When AGV released the Pista GP, it was pretty spectacular as it’s the only motorcycle helmet that I know that was designed with Finite Element Analysis. This is a technique to optimize and approximate missing data from known quantities. It’s pretty cutting age and processor intensive, but it does give good results. The Pista GP was made of 100% carbon fiber, while the Corsa used a blend of carbon fiber, fiberglass, and aramid.
Since I haven’t bought a RAM mount yet for my KTM Superduke, I decided to try a different way of navigating. On a scooter, it’s always easy to pause and check directions on a phone. On a motorbike, it’s a lot more difficult.
I paired my Bluetooth headphones with my phone, and started the navigation directions by Google Maps.

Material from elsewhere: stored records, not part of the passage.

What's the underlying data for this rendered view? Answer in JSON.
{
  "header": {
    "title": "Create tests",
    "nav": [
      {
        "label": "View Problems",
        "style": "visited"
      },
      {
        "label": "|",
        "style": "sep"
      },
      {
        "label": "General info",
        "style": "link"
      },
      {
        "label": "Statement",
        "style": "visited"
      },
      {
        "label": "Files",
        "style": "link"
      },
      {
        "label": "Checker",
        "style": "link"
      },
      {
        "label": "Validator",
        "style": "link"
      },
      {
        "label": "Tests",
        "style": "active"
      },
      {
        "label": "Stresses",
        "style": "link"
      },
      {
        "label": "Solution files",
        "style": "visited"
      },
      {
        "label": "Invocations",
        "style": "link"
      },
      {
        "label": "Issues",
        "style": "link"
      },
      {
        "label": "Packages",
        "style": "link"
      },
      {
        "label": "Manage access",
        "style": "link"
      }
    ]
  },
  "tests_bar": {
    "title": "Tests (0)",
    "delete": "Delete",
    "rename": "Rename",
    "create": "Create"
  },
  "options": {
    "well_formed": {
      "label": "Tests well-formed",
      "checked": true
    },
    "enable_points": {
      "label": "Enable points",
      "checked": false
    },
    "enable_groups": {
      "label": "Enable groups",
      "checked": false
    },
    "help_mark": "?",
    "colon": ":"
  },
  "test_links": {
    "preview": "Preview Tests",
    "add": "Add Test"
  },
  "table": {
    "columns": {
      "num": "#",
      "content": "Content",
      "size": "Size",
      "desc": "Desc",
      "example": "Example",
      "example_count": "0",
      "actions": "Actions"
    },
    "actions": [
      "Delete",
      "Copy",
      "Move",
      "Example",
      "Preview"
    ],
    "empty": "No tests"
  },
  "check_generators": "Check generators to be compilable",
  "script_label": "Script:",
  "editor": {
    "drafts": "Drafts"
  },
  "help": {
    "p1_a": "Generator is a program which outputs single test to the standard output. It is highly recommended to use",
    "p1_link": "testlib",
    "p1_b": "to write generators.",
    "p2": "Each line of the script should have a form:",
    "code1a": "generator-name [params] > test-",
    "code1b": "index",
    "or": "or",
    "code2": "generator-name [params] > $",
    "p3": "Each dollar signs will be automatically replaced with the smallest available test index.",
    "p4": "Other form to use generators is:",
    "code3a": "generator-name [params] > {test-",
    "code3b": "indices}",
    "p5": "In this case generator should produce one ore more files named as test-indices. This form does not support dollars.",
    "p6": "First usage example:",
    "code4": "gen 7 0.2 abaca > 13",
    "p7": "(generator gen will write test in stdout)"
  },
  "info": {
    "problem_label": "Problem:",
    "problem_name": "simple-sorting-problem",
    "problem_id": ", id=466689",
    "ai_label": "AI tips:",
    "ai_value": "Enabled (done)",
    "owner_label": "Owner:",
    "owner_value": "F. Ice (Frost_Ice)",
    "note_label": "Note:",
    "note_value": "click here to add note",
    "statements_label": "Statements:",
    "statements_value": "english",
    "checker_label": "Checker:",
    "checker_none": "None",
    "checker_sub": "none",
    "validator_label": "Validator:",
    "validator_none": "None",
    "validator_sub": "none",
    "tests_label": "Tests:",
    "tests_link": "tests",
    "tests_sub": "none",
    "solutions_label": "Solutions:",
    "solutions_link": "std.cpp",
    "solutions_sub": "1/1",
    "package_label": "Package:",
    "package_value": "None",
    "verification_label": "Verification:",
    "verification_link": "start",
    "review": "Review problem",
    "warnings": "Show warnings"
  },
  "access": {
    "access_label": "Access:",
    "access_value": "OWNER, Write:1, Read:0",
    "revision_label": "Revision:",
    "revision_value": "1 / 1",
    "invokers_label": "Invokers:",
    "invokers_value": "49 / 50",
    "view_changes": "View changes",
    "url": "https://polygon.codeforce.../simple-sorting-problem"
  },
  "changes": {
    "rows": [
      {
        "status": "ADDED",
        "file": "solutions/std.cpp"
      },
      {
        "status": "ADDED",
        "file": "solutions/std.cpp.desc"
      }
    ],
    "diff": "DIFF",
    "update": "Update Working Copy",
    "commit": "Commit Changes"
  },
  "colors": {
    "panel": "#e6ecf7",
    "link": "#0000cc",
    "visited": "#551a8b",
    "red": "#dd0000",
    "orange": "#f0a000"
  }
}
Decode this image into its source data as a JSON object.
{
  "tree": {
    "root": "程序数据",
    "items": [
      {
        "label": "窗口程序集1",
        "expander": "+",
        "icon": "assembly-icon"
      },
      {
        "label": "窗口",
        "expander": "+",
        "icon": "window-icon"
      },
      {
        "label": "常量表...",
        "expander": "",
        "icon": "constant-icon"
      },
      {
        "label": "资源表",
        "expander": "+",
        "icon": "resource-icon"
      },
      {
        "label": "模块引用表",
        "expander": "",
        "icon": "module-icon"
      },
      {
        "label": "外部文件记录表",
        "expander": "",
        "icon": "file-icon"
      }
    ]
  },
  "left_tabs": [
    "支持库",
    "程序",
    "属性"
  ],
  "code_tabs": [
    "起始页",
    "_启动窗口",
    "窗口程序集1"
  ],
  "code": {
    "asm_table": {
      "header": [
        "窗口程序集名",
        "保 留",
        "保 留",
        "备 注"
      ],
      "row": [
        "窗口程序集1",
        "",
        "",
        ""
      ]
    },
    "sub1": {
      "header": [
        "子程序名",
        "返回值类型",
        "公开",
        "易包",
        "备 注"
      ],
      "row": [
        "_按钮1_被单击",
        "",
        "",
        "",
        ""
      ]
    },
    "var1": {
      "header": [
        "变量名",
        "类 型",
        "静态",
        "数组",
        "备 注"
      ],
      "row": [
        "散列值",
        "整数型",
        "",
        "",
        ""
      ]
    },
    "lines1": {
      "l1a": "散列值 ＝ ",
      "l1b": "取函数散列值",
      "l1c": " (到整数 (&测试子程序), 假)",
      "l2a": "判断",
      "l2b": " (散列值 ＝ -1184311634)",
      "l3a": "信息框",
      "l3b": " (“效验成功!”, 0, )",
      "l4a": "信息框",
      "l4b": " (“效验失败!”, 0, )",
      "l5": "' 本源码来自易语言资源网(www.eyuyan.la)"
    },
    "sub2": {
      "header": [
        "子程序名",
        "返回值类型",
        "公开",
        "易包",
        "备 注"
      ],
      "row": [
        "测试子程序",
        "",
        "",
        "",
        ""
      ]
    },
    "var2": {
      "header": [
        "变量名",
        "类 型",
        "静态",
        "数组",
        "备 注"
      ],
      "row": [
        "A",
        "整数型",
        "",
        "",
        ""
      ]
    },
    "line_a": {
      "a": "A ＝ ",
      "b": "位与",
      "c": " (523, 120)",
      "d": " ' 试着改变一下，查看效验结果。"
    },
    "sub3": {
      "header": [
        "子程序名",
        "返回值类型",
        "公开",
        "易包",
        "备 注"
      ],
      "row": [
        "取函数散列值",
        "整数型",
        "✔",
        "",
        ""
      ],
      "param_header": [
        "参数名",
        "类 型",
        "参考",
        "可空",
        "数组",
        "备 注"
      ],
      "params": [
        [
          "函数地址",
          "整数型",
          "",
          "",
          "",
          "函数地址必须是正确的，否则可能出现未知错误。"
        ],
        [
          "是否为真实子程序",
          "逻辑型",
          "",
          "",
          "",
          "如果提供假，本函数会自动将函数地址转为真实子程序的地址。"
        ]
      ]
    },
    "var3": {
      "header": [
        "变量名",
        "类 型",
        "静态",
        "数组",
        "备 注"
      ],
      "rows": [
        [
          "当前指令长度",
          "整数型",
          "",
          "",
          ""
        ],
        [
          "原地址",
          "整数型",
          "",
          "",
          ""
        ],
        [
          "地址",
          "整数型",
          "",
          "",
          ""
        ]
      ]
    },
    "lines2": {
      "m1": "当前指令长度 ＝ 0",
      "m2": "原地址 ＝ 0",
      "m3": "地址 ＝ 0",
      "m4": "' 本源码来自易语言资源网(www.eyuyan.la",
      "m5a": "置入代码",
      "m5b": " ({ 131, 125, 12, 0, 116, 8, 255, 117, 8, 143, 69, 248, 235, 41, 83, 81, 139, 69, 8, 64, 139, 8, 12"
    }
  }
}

I have to say that it worked very well, especially on the expressways, where it’s actually not possible to stop in Taipei.
The weather has been wet over the past two months, so I haven’t been taking my bike out that much. However, when the weather is good, I have taken the time to get out of the city, and ride the SDR. Whenever I get the chance, and the weather permits, I take my bike on the Beiyi Road to Yilan. It’s one of the more challenging roads that near the city.
The weather has been wet recently, and when it wasn’t, I had a sore back from swimming every night. The weather might get better later this week, so I’ll try to go on a ride on Thursday. In the last couple of weeks, I’ve gone on a few shorter rides. I’ve had the bike serviced, as I was close to hitting the 4,000 km mark. The next service will be at 9,000 km. Any problems that I had with it were cleared up when I went to the KTM dealer in Datong, where they have the KTM computer to clear out warnings, etc.
The bad weather had been getting me down. On the few days that the weather was suitable for riding, I couldn’t go. The weather finally improved last week, and it thankfully carried through the entire weekend. I was really itchy to get back on the bike, and also to try out my new gear. I had my old riding boots repaired, the outsole had come unglued, gotten some Dainese Delta leather pants (perforated), and also added a Dainese Super Speed Pelle C2 jacket (also perforated) to my armamentarium. Honestly, I had planned on only getting the jacket, but I ended up getting some great deals, as Dainese had just announced the D1 Super Speed.
When the typhoon hit, I didn’t go out on my bike. It was the same this weekend. Although I could have gone out yesterday, when the weather was nice, I was a bit too tired from the work week. I did go wash my bike this week.
After having covered about 1000 km in rain mode, I was comfortable enough to switch over to street mode. I had noticed a bit of lagging power a few times in some bends, and I knew that once I noticed this, I need to unlock the full 180 hp of the Beast. To be honest, I barely noticed the difference, especially at low speeds. At high speeds, and when you are accelerating away, it does pull away very quickly, but I haven’t noticed the wheel coming up at all, at least not for now.
This week, I got to 1,000 km on Tuesday, so it was time for the first service. Actually, it was more around 950 km, but I wanted to get it ready for the weekend. The oil change was expensive, at about $30 each 1L bottle, and the Beast needs 4. I think I was overcharged for the oil filter, but I wanted to get the service done at the dealer. I also wanted to check the oil filter’s shape, to see if it had collapsed, something that was mentioned by some owners. It hadn’t, but the total was a bit surprising ($181 US).
It was a pretty nerve-wracking week, because the KTM dealer had a bad reputation, but it was the only official dealer in the Taipei/New Taipei City area, so I had done business with them. It was only months later that people were telling me that they were terrible. I’ll file that away for future reference. I was picking it up after work, and my neighbor came with me. He had also purchased a Super Duke, but paid a lot less since he had gotten a license to sell KTMs, again months after I had ordered mine. I was mainly going with him because he had offered me free underground parking for my motorcycle, and in Taipei, that’s not something you can refuse. For some reason my boss and colleague decided to tag along, even after I had told them not to come. It added even more stress to a stressful situation.
I was a bit sad to realize that the Super Duke’s engine cannot support any kind of quick shifter. There have been reports of engine blowouts once these have been used with quick shifters, and the warranty is voided once you fit one on your SDR. BMW, Ducati, and MV Agusta have models that come with quick shifters that will do up and down shifts without needing to use the clutch. BMW started it on a S1000R, then they disseminated it amongst the models of their line, including the S1000RR and the R1200 GS. The Ducati Panigale 1299 also comes with one, as does the MV Agusta Brutale Dragster 800 RR.